Future of Cryptographic Backdoors

Now that we've delved into the past and present, it's time to gaze into the crystal ball: What does the future hold for cryptographic backdoors? While we don't have a time machine, we can certainly make some educated guesses.

One thing is clear: The debate around cryptographic backdoors is not going away anytime soon. As technology continues to evolve, so too will the methods for exploiting it. The tug-of-war between security and privacy is a constant one, and it's likely to intensify in the coming years.

On one side, we have government agencies and law enforcement who argue for the necessity of cryptographic backdoors in the interests of national security. On the other, we have privacy advocates and tech companies who warn against the potential misuse of such backdoors, not just by government agencies, but also by malicious actors.

Another trend to watch is the rise of quantum computing. This technology has the potential to revolutionize many fields, including cryptography. Quantum computers could potentially crack even the most complex cryptographic codes, rendering existing security measures obsolete. This could either spell doom for cryptographic backdoors or create a whole new set of them.

Finally, there is the issue of legislation. As we've seen with cases like Apple vs. FBI, the legal landscape around cryptographic backdoors is still uncertain and evolving. It's likely that we will see more legislation in the future attempting to balance the needs of law enforcement and the rights of individuals and corporations.

Regardless of what the future holds, one thing's for sure: Staying informed and vigilant is our best defense. So, keep your eyes peeled and your systems secure as you navigate the future of cryptographic backdoors.

Conclusion and Key Takeaways

So, we've taken a journey through the complex landscape of cryptographic backdoors. From understanding what they are, to exploring their types, we've seen how they work and uncovered the risks they pose. We've also navigated the controversies around them and learned how to detect and protect against them. And finally, we've peered into the future of cryptographic backdoors. What a ride it's been!

Before we wrap this up, let's revisit the key takeaways from our overview of cryptographic backdoors:

  1. Cryptographic backdoors are hidden methods of bypassing normal encryption, often built into software or hardware.
  2. There are different types of backdoors including master keys, secret subkeys, and skeleton keys, each with unique methods of operation.
  3. The presence of a cryptographic backdoor presents substantial risks, particularly if discovered by cyber criminals.
  4. The debate over these backdoors is a balancing act between security needs and privacy concerns.
  5. Remaining vigilant, updating software regularly, and using robust security measures can help protect against potential backdoors.

From this journey, it's clear that cryptographic backdoors are no simple matter.

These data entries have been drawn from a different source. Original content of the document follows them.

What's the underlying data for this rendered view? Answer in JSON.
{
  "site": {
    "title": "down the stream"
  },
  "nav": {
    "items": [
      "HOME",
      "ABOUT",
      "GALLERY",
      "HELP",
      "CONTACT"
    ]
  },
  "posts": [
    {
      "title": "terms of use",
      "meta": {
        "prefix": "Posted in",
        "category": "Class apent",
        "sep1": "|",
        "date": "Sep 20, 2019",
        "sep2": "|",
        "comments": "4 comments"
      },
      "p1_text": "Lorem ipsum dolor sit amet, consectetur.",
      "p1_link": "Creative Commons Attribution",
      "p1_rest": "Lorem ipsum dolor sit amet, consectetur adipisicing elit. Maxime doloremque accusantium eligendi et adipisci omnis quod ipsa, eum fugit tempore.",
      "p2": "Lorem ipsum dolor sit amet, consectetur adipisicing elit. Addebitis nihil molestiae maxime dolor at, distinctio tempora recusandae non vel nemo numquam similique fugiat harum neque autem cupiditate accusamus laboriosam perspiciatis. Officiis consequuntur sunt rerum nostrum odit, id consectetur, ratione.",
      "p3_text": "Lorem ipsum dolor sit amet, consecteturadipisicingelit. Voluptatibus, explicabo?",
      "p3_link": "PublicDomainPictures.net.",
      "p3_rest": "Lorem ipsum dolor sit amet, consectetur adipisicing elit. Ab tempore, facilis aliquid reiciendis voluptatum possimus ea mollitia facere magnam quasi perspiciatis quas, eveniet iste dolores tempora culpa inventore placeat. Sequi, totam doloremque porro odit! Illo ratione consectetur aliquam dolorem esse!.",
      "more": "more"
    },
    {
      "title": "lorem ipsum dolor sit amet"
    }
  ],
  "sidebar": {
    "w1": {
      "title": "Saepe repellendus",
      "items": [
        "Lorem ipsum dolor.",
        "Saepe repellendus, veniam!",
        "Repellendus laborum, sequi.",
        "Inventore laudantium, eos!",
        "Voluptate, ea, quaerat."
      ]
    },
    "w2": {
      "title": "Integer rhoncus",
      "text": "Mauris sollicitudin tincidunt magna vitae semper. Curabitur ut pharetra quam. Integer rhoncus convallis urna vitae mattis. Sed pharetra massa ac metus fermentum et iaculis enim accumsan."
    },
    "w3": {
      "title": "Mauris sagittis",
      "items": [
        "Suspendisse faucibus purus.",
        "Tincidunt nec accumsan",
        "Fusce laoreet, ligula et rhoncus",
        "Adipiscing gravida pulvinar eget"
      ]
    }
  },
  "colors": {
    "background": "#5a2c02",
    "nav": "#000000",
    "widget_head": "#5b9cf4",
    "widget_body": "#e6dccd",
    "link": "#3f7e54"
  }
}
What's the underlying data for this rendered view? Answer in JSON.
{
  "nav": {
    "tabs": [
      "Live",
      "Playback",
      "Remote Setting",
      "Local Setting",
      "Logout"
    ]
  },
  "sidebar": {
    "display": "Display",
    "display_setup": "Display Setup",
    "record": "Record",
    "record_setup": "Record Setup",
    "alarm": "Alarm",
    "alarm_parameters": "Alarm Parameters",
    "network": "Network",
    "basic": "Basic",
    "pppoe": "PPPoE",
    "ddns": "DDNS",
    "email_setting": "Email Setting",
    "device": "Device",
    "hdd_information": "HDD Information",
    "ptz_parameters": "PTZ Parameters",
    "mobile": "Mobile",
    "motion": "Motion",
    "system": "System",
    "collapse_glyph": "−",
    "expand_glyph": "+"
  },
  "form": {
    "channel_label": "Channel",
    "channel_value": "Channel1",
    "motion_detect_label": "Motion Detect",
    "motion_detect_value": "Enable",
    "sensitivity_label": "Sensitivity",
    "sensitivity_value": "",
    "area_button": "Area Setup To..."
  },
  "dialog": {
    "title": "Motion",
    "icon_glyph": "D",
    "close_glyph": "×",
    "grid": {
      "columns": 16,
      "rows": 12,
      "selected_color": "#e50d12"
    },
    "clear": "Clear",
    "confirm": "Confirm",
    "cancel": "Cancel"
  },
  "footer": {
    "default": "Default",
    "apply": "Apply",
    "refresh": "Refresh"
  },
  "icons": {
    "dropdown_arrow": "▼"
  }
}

They embody the constant tension between security and privacy and remind us that in our increasingly digital world, staying informed and vigilant is more important than ever.

So next time you hear about cryptographic backdoors in the news, you'll have a solid understanding. And, who knows? You might even be able to impress your friends with your knowledge. Remember, knowledge is power, and in the realm of cryptography, it's your best defense.

Stay safe, stay informed, and keep exploring. There's so much more to learn in the fascinating world of cryptography!

If you found our blog post on cryptographic backdoors fascinating and want to learn more about the world of cryptography, be sure to check out Tom Glendinning's workshop, 'Crypto For Creators, Part 1: The Backbone Of The Digital Economy.' This workshop will provide you with a deeper understanding of the role cryptography plays in today's digital landscape and help you stay informed on the latest trends in the field.